Previously published on May 21, 2012
On May 21, 2012, the Supreme Court decided Astrue v. Capato, (No. 11-159), holding, pursuant to § 416(h) of the Social Security Act ("Act"), that a biological child is entitled to Social Security survivors benefits only if the child qualifies for inheritance from the decedent under state intestacy law or satisfies one of the statutory alternatives to that requirement.
Karen and Robert Capato married in May 1999. Shortly thereafter, Robert was diagnosed with esophageal cancer and informed that he would be treated with chemotherapy. Before treatment, Robert deposited his semen in a sperm bank, and he passed away in Florida in March 2002. After Robert's death, Karen began in vitro fertilization using Robert's sperm, and she gave birth to twins in September 2003. Karen claimed Social Security survivors benefits for the twins, but the Social Security Administration ("SSA") denied her application. The District Court affirmed on the ground that the twins would qualify for benefits only if, pursuant to § 416(h)(2)(A) of the Act, they could inherit from Robert under state intestacy law. Under Florida law, a posthumous child may only inherit through intestate succession if the child was conceived during the decedent's lifetime. The Third Circuit reversed, concluding that, under § 416(e) of the Act, "the undisputed biological children of a deceased wage earner and his widow" qualify for benefits without regard to the state intestacy law.
Granting certiorari to resolve a circuit split, the Supreme Court reversed the Third Circuit. Considering multiple sections of the Act and SSA regulations adopted through notice-and-comment rulemaking, the Supreme Court refused to interpret § 416(e) of the Act to mean that biological children or children born of a marriage automatically met the "tautological definition" in § 416(e) ("‘child' means ... the child ... of an individual") when the language gave no such indication. The Court instead found that the language in § 416(h)(2)(A), "‘[i]n determining whether an applicant is the child ... of [an] insured individual for purposes of this subchapter,'" created a "gateway through which all applicants for insurance benefits as a ‘child' must pass." And pursuant to that section, the "Commissioner shall apply state intestacy law" to determine who is a qualifying child. The Court also noted that the SSA's construction better suited the Act's purpose and was entitled to deference under Chevron U. S. A. Inc. v. Natural Resources Defense Council, Inc., 467 U. S. 837 (1984). Finally, the Court concluded that the SSA's construction of the Act with regard to posthumous children satisfied rational basis review.

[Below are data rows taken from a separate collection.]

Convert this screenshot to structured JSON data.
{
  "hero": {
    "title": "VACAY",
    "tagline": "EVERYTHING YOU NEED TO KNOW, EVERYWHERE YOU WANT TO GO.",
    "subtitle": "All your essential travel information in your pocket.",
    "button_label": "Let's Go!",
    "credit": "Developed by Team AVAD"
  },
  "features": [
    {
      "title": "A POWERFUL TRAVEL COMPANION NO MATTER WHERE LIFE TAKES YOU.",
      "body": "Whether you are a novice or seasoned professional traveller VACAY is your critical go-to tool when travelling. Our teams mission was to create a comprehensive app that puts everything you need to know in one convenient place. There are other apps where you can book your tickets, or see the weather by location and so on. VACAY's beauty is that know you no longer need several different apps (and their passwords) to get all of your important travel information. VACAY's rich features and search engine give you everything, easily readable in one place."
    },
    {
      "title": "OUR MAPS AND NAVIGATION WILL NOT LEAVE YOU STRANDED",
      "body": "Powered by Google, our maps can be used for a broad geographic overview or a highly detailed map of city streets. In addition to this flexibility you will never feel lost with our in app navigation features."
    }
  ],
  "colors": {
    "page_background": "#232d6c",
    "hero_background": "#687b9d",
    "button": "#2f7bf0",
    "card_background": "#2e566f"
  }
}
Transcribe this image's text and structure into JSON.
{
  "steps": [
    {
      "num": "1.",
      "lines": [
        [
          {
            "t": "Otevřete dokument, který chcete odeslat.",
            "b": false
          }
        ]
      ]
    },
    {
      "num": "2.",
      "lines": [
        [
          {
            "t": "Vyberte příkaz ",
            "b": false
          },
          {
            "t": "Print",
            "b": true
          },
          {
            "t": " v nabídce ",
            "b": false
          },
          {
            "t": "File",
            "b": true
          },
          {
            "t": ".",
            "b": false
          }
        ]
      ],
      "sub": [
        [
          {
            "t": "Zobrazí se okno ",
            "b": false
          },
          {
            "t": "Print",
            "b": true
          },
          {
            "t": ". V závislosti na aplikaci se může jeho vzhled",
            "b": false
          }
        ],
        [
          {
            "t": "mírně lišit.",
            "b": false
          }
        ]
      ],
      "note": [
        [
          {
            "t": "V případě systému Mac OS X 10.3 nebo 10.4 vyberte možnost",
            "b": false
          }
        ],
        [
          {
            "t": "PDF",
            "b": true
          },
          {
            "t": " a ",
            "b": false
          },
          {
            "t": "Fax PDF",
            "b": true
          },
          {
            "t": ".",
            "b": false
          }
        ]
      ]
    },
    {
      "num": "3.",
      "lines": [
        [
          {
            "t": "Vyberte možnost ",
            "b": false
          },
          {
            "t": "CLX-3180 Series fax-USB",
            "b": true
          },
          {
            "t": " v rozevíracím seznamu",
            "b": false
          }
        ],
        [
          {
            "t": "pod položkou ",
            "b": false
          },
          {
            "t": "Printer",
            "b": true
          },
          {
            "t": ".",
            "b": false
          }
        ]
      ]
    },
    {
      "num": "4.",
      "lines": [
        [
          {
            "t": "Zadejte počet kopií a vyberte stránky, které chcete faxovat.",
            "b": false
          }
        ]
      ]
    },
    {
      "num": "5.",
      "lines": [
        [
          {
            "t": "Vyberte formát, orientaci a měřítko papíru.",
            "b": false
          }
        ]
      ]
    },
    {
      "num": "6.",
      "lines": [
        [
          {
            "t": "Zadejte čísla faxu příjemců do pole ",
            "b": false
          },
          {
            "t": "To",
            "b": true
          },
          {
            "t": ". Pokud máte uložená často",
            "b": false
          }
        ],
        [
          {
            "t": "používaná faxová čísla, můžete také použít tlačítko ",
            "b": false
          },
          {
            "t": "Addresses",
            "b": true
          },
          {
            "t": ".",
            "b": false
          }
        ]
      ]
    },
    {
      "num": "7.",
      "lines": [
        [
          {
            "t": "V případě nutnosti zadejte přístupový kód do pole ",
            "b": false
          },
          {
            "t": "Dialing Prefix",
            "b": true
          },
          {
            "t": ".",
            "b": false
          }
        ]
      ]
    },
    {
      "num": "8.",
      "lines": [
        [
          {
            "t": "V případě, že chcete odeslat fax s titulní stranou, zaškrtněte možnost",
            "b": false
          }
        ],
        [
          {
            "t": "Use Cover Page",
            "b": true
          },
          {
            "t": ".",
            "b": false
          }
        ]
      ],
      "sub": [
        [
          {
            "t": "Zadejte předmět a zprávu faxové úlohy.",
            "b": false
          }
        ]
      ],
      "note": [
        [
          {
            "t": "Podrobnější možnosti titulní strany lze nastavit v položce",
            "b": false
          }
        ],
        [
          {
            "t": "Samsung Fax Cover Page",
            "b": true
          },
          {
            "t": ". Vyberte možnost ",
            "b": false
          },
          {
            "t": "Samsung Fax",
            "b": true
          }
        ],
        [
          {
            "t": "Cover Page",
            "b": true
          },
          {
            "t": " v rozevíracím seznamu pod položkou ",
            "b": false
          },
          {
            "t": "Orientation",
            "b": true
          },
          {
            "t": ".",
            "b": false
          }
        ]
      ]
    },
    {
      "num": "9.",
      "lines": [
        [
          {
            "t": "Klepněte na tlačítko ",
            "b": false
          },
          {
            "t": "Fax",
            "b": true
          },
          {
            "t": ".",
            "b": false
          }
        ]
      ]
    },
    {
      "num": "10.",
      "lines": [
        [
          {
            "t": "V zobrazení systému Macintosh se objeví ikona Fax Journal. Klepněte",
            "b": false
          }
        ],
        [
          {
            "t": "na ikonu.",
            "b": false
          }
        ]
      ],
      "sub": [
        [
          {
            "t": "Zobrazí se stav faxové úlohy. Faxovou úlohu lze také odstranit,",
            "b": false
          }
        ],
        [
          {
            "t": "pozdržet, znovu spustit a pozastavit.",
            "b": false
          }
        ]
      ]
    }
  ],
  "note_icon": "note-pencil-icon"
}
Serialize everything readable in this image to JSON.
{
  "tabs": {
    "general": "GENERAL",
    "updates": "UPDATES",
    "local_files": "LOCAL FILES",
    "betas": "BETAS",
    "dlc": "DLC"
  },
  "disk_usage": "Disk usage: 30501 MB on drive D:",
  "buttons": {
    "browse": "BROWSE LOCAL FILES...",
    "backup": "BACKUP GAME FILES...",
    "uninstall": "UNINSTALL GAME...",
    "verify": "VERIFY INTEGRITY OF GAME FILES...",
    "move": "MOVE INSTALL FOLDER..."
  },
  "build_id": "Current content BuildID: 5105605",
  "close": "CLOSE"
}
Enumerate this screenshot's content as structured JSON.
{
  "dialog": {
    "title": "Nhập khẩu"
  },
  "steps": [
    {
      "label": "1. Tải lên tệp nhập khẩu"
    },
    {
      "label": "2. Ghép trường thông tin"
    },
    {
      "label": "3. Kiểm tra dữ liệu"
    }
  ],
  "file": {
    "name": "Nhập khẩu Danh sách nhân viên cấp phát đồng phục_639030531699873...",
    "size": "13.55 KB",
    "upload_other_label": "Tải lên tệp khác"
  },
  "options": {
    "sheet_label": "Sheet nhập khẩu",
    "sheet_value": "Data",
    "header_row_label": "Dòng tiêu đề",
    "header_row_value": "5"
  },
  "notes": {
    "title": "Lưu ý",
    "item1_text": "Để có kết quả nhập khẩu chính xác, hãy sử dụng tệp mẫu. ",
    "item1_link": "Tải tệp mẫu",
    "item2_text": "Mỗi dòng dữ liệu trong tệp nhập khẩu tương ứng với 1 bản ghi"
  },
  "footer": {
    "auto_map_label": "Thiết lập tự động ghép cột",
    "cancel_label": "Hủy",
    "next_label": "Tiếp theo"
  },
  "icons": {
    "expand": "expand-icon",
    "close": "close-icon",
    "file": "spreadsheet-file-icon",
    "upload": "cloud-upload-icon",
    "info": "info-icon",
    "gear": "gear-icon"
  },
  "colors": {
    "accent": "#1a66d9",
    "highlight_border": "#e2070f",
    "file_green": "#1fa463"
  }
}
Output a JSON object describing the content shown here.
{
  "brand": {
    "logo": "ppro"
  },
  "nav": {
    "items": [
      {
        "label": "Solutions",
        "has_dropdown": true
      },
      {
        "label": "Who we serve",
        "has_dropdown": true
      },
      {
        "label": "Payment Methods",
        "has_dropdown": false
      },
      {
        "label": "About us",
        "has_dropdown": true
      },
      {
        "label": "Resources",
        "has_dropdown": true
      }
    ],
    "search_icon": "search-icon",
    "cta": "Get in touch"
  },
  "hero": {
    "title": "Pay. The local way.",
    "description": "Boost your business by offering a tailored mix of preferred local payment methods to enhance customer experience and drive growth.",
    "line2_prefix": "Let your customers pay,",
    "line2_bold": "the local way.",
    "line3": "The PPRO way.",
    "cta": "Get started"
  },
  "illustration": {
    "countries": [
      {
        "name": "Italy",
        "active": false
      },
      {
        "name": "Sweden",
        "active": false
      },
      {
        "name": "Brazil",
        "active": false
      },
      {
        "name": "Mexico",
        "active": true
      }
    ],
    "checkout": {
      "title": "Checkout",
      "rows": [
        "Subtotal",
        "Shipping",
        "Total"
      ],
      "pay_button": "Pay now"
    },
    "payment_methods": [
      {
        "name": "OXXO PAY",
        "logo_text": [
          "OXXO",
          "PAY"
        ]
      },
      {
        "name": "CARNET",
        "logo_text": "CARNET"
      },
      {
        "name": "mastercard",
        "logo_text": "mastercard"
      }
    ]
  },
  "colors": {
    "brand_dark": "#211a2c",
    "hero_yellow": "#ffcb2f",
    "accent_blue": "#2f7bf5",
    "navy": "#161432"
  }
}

Justice Ginsburg delivered the opinion for a unanimous Court.